### PROMPT
Pull each line with the string "subtitle" from the entries.

### SUPPLIED DATA
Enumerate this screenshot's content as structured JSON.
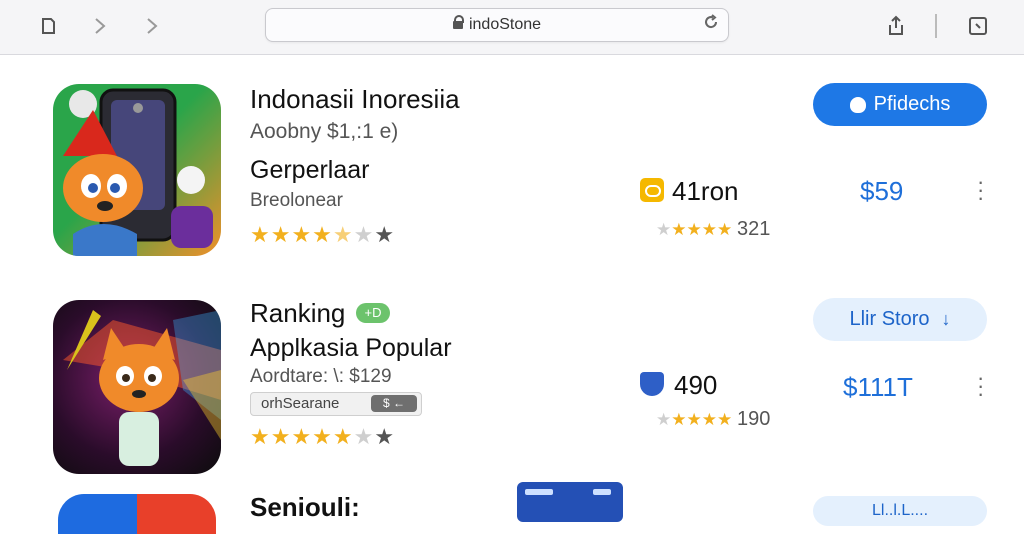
{
  "browser": {
    "url": "indoStone",
    "icons": {
      "tabs": "tabs-icon",
      "back": "chevron-left-icon",
      "forward": "chevron-right-icon",
      "reload": "reload-icon",
      "share": "share-icon",
      "bookmarks": "bookmarks-icon"
    }
  },
  "apps": [
    {
      "title": "Indonasii Inoresiia",
      "subtitle": "Aoobny $1,:1 e)",
      "name": "Gerperlaar",
      "category": "Breolonear",
      "rating": 3.5,
      "mid_value": "41ron",
      "mid_rating_count": "321",
      "price": "$59",
      "button_label": "Pfidechs"
    },
    {
      "title": "Ranking",
      "badge": "+D",
      "name": "Applkasia Popular",
      "subtitle": "Aordtare: \\: $129",
      "tag_label": "orhSearane",
      "tag_chip": "$ ←",
      "rating": 4.0,
      "mid_value": "490",
      "mid_rating_count": "190",
      "price": "$111T",
      "button_label": "Llir Storo"
    },
    {
      "title": "Seniouli:",
      "button_label": "Ll..l.L...."
    }
  ],
  "colors": {
    "primary_blue": "#1e78e6",
    "price_blue": "#1e6fd9",
    "star_gold": "#f2b01e",
    "light_blue_bg": "#e4f0fd"
  }
}
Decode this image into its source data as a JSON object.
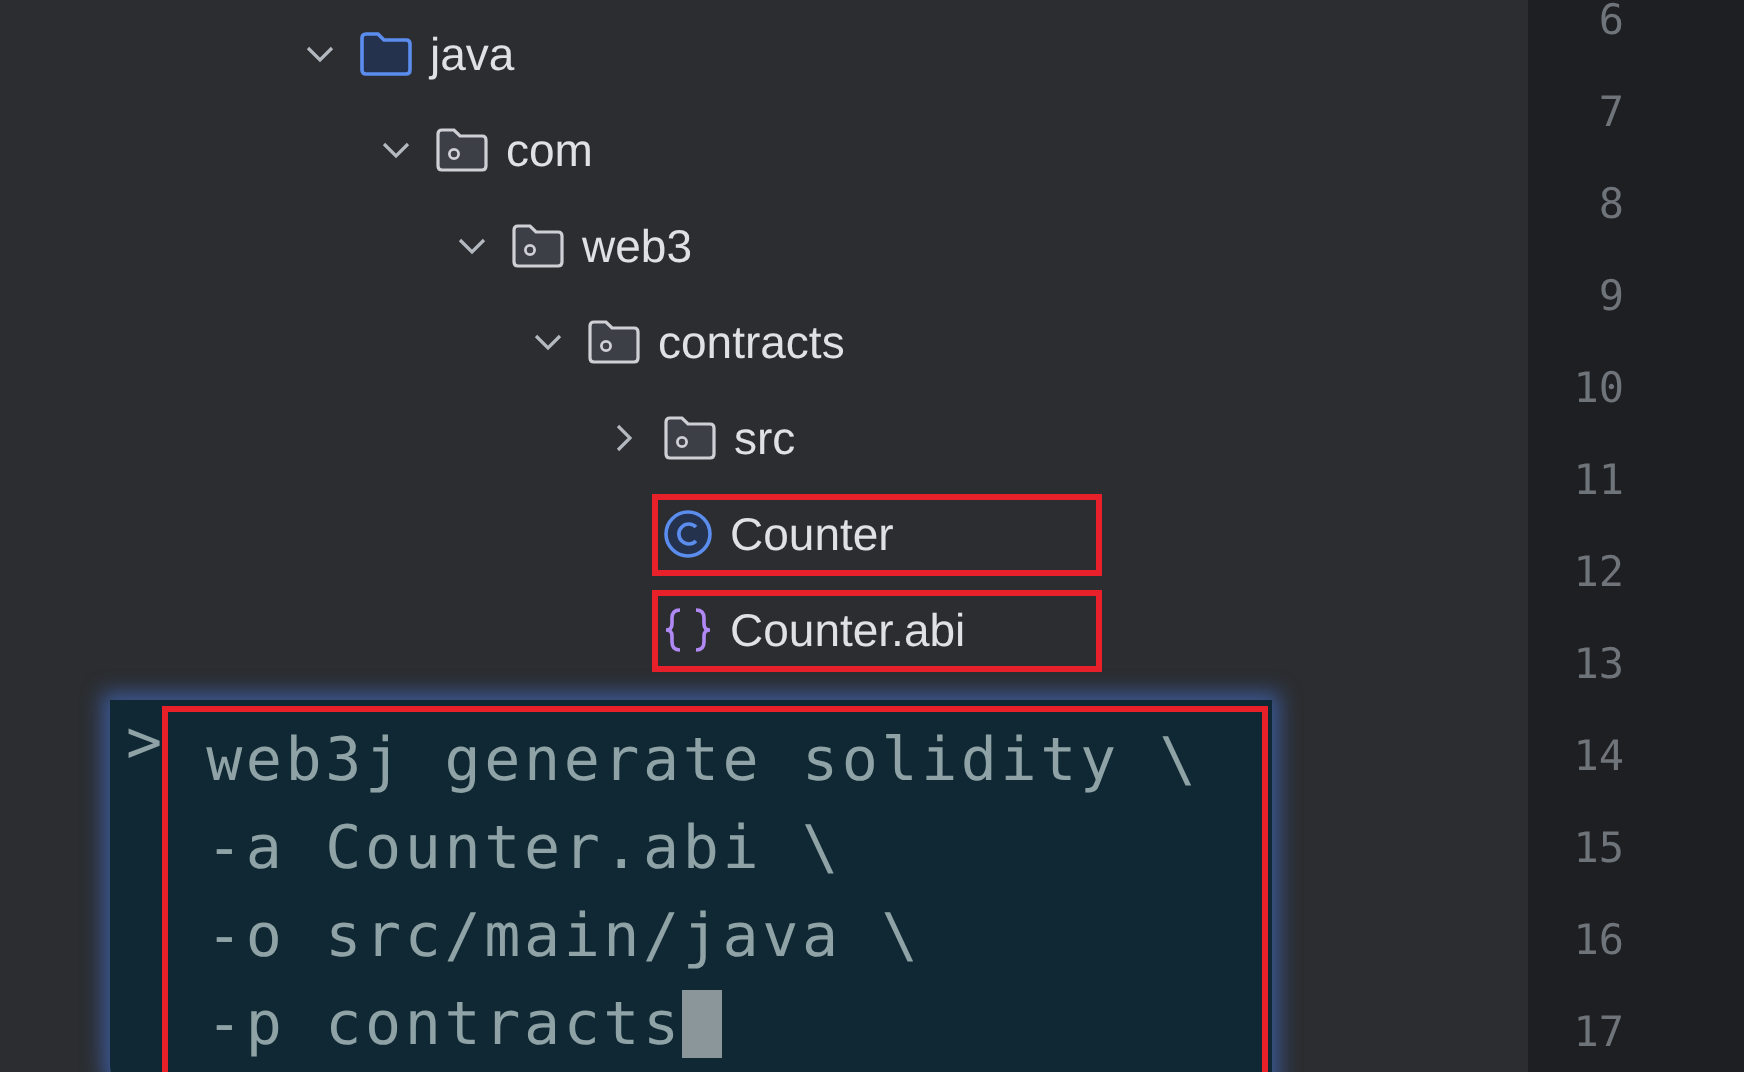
{
  "tree": [
    {
      "label": "java",
      "kind": "source-folder",
      "expanded": true,
      "children": [
        {
          "label": "com",
          "kind": "package",
          "expanded": true,
          "children": [
            {
              "label": "web3",
              "kind": "package",
              "expanded": true,
              "children": [
                {
                  "label": "contracts",
                  "kind": "package",
                  "expanded": true,
                  "children": [
                    {
                      "label": "src",
                      "kind": "package",
                      "expanded": false,
                      "highlighted": false
                    },
                    {
                      "label": "Counter",
                      "kind": "class",
                      "highlighted": true
                    },
                    {
                      "label": "Counter.abi",
                      "kind": "abi",
                      "highlighted": true
                    }
                  ]
                }
              ]
            }
          ]
        }
      ]
    }
  ],
  "terminal": {
    "prompt": ">",
    "highlighted": true,
    "lines": [
      "web3j generate solidity \\",
      "-a Counter.abi \\",
      "-o src/main/java \\",
      "-p contracts"
    ]
  },
  "line_numbers": [
    "6",
    "7",
    "8",
    "9",
    "10",
    "11",
    "12",
    "13",
    "14",
    "15",
    "16",
    "17"
  ]
}
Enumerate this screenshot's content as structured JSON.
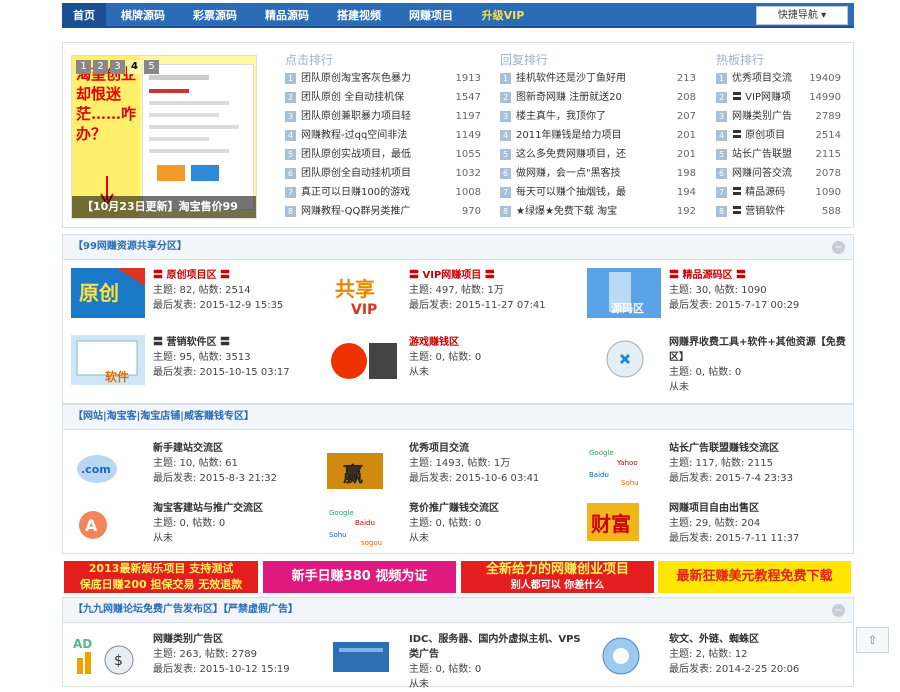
{
  "nav": {
    "items": [
      "首页",
      "棋牌源码",
      "彩票源码",
      "精品源码",
      "搭建视频",
      "网赚项目"
    ],
    "vip": "升级VIP",
    "quick": "快捷导航 ▾"
  },
  "slider": {
    "pages": [
      "1",
      "2",
      "3",
      "4",
      "5"
    ],
    "current": "4",
    "big_text": "渴望创业却恨迷茫……咋办？",
    "caption": "【10月23日更新】淘宝售价99"
  },
  "hot_points": {
    "title": "点击排行",
    "items": [
      {
        "n": "1",
        "t": "团队原创淘宝客灰色暴力",
        "v": "1913"
      },
      {
        "n": "2",
        "t": "团队原创 全自动挂机保",
        "v": "1547"
      },
      {
        "n": "3",
        "t": "团队原创兼职暴力项目轻",
        "v": "1197"
      },
      {
        "n": "4",
        "t": "网赚教程-过qq空间非法",
        "v": "1149"
      },
      {
        "n": "5",
        "t": "团队原创实战项目，最低",
        "v": "1055"
      },
      {
        "n": "6",
        "t": "团队原创全自动挂机项目",
        "v": "1032"
      },
      {
        "n": "7",
        "t": "真正可以日赚100的游戏",
        "v": "1008"
      },
      {
        "n": "8",
        "t": "网赚教程-QQ群另类推广",
        "v": "970"
      }
    ]
  },
  "hot_replies": {
    "title": "回复排行",
    "items": [
      {
        "n": "1",
        "t": "挂机软件还是沙丁鱼好用",
        "v": "213"
      },
      {
        "n": "2",
        "t": "图新奇网赚 注册就送20",
        "v": "208"
      },
      {
        "n": "3",
        "t": "楼主真牛，我顶你了",
        "v": "207"
      },
      {
        "n": "4",
        "t": "2011年赚钱是给力项目",
        "v": "201"
      },
      {
        "n": "5",
        "t": "这么多免费网赚项目，还",
        "v": "201"
      },
      {
        "n": "6",
        "t": "做网赚，会一点\"黑客技",
        "v": "198"
      },
      {
        "n": "7",
        "t": "每天可以赚个抽烟钱，最",
        "v": "194"
      },
      {
        "n": "8",
        "t": "★绿爆★免费下载 淘宝",
        "v": "192"
      }
    ]
  },
  "hot_boards": {
    "title": "热板排行",
    "items": [
      {
        "n": "1",
        "t": "优秀项目交流",
        "v": "19409"
      },
      {
        "n": "2",
        "t": "〓 VIP网赚项",
        "v": "14990"
      },
      {
        "n": "3",
        "t": "网赚类别广告",
        "v": "2789"
      },
      {
        "n": "4",
        "t": "〓 原创项目",
        "v": "2514"
      },
      {
        "n": "5",
        "t": "站长广告联盟",
        "v": "2115"
      },
      {
        "n": "6",
        "t": "网赚问答交流",
        "v": "2078"
      },
      {
        "n": "7",
        "t": "〓 精品源码",
        "v": "1090"
      },
      {
        "n": "8",
        "t": "〓 营销软件",
        "v": "588"
      }
    ]
  },
  "section1": {
    "title": "【99网赚资源共享分区】",
    "forums": [
      {
        "name": "〓 原创项目区 〓",
        "l1": "主题: 82, 帖数: 2514",
        "l2": "最后发表: 2015-12-9 15:35",
        "red": true,
        "icon": "原创"
      },
      {
        "name": "〓 VIP网赚项目 〓",
        "l1": "主题: 497, 帖数: 1万",
        "l2": "最后发表: 2015-11-27 07:41",
        "red": true,
        "icon": "共享"
      },
      {
        "name": "〓 精品源码区 〓",
        "l1": "主题: 30, 帖数: 1090",
        "l2": "最后发表: 2015-7-17 00:29",
        "red": true,
        "icon": "源码区"
      },
      {
        "name": "〓 营销软件区 〓",
        "l1": "主题: 95, 帖数: 3513",
        "l2": "最后发表: 2015-10-15 03:17",
        "red": false,
        "icon": "软件"
      },
      {
        "name": "游戏赚钱区",
        "l1": "主题: 0, 帖数: 0",
        "l2": "从未",
        "red": true,
        "icon": "游戏"
      },
      {
        "name": "网赚界收费工具+软件+其他资源【免费区】",
        "l1": "主题: 0, 帖数: 0",
        "l2": "从未",
        "red": false,
        "icon": ""
      }
    ]
  },
  "section2": {
    "title": "【网站|淘宝客|淘宝店铺|威客赚钱专区】",
    "forums": [
      {
        "name": "新手建站交流区",
        "l1": "主题: 10, 帖数: 61",
        "l2": "最后发表: 2015-8-3 21:32",
        "icon": ".com"
      },
      {
        "name": "优秀项目交流",
        "l1": "主题: 1493, 帖数: 1万",
        "l2": "最后发表: 2015-10-6 03:41",
        "icon": "赢"
      },
      {
        "name": "站长广告联盟赚钱交流区",
        "l1": "主题: 117, 帖数: 2115",
        "l2": "最后发表: 2015-7-4 23:33",
        "icon": "ads"
      },
      {
        "name": "淘宝客建站与推广交流区",
        "l1": "主题: 0, 帖数: 0",
        "l2": "从未",
        "icon": "A"
      },
      {
        "name": "竞价推广赚钱交流区",
        "l1": "主题: 0, 帖数: 0",
        "l2": "从未",
        "icon": "ads2"
      },
      {
        "name": "网赚项目自由出售区",
        "l1": "主题: 29, 帖数: 204",
        "l2": "最后发表: 2015-7-11 11:37",
        "icon": "财富"
      }
    ]
  },
  "ads": [
    {
      "line1": "2013最新娱乐项目 支持测试",
      "line2": "保底日赚200 担保交易 无效退款"
    },
    {
      "line1": "新手日赚380  视频为证",
      "line2": ""
    },
    {
      "line1": "全新给力的网赚创业项目",
      "line2": "别人都可以 你差什么"
    },
    {
      "line1": "最新狂赚美元教程免费下载",
      "line2": ""
    }
  ],
  "section3": {
    "title": "【九九网赚论坛免费广告发布区】【严禁虚假广告】",
    "forums": [
      {
        "name": "网赚类别广告区",
        "l1": "主题: 263, 帖数: 2789",
        "l2": "最后发表: 2015-10-12 15:19",
        "icon": "AD"
      },
      {
        "name": "IDC、服务器、国内外虚拟主机、VPS类广告",
        "l1": "主题: 0, 帖数: 0",
        "l2": "从未",
        "icon": "srv"
      },
      {
        "name": "软文、外链、蜘蛛区",
        "l1": "主题: 2, 帖数: 12",
        "l2": "最后发表: 2014-2-25 20:06",
        "icon": "spider"
      }
    ]
  },
  "colors": {
    "nav": "#2b6cb6",
    "accent_red": "#c00"
  }
}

### ANSWER BELOW
      "subtitle": "Aoobny $1,:1 e)",
      "subtitle": "Aordtare: \\: $129",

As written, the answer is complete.